It’s probably a myth that becoming freelance takes you away from timetables and start and finish times, and it may be this myth that can send you onto the rocks. Yes, you are now no longer answerable to another’s timetable and working hours, yet it is still important to implement your own timetables and working hours. Doing this for yourself, and letting those close to you know what your hours and timetables are will avoid the inevitable disagreement when wants and needs conflict. If your friends know that you work between certain hours and cannot be disturbed then, it will avoid that untimely knock at the door and the difficulty of saying No. During these working hours you will need to be short with social phone calls and let the caller know you’ll call them back when you’re not working. If you manage your time assertively, your friends and partner will fall into line.
The other relationship you’ll need to manage will be that of yours to work. How many freelancers feel bad if they are NOT working and find themselves either continuing not to work and feeling bad, or working at times when others may not be working, weekends for instance. Setting yourself a timetable and a structure will allow you to enjoy your social life without the guilt, and will give you time to revitalise yourself and aid your creativity when you are working. How many freelancers keep going without a break? Taking breaks, even if only short 15-20 minute breaks (timetable them in) will keep you fresh and creative.

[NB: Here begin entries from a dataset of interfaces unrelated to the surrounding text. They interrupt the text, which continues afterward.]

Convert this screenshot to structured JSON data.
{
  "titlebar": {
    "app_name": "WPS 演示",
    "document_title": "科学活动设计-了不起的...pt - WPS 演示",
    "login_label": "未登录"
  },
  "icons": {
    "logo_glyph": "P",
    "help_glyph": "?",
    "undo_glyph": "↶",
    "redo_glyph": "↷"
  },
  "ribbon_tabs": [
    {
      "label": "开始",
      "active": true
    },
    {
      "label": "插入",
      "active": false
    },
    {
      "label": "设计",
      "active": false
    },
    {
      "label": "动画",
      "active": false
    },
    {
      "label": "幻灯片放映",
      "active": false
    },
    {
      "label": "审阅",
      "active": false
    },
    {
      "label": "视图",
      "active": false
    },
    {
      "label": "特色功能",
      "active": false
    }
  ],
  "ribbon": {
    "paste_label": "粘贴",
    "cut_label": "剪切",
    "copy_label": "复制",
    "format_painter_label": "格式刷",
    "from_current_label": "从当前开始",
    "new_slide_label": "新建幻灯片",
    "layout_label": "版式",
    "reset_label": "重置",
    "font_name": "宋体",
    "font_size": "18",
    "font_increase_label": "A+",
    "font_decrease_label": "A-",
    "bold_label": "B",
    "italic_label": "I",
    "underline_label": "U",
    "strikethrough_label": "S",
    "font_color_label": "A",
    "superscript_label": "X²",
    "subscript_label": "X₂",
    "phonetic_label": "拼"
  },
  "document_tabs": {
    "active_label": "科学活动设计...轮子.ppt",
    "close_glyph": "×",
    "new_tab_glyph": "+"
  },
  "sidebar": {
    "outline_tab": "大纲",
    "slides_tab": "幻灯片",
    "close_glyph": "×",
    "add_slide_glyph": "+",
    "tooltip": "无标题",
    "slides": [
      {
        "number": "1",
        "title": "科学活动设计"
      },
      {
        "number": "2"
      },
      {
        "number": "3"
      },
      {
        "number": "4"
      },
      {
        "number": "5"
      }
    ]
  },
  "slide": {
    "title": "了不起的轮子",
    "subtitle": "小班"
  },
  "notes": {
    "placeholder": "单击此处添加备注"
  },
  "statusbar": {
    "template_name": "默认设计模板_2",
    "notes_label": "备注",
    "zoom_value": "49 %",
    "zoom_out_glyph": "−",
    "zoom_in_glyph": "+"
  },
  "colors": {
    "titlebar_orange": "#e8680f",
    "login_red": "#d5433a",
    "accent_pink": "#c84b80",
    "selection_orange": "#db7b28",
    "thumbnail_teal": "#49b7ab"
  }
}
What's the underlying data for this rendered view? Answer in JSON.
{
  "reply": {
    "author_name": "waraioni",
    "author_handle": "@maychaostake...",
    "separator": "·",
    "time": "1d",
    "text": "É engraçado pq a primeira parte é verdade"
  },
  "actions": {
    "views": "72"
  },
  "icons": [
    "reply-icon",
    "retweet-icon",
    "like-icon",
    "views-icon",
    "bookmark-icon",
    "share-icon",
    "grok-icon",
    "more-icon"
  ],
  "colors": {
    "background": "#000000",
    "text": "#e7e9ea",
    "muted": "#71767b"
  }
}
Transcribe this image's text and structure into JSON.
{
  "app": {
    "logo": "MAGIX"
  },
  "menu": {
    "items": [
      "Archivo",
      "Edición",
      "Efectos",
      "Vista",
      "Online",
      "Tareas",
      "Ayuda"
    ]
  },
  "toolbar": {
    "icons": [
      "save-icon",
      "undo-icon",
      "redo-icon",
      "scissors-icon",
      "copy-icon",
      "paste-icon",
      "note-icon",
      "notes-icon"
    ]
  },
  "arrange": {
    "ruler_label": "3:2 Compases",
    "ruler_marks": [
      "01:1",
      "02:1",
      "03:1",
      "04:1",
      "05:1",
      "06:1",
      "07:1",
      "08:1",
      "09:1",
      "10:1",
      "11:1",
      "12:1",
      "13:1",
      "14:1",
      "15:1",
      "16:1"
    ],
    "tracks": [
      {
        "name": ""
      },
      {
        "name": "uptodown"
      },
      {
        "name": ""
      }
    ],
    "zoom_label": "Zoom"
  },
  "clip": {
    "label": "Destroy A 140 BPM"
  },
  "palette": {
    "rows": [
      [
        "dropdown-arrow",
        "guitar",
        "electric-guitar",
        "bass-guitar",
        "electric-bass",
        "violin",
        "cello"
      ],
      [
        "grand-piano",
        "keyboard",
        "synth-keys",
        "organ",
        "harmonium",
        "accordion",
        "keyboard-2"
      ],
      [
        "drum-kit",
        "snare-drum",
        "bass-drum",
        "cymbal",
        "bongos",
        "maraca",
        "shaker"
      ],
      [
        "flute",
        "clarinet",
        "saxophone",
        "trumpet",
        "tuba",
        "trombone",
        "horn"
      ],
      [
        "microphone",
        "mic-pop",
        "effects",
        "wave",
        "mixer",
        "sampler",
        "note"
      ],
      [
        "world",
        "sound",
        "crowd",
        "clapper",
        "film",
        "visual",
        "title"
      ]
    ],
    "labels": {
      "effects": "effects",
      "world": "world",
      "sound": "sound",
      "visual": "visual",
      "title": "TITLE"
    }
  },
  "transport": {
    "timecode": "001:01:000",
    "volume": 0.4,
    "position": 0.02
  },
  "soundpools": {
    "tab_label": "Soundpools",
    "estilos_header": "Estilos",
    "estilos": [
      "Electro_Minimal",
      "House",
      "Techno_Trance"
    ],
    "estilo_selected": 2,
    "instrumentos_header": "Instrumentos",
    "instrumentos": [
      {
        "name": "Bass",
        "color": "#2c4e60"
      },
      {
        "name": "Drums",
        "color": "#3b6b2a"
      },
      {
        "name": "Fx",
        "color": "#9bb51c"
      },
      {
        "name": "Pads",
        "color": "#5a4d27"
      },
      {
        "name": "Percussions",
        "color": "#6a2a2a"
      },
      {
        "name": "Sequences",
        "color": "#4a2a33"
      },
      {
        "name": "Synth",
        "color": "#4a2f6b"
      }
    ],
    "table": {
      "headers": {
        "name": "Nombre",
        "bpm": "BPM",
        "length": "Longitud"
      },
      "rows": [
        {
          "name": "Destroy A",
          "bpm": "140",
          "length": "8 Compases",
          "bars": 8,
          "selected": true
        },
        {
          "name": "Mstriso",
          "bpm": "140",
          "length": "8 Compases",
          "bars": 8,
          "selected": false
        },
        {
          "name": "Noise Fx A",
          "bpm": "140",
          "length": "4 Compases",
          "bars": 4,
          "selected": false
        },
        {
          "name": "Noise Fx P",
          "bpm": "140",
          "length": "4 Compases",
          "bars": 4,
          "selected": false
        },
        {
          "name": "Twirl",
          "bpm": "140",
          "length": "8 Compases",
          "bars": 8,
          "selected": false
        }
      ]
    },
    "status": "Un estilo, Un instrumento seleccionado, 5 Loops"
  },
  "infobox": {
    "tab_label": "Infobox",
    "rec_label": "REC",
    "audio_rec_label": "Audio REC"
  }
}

There must be many more time management ideas; these are just a few, feel free to let me know your own time management ideas by leaving a comment on this blog post.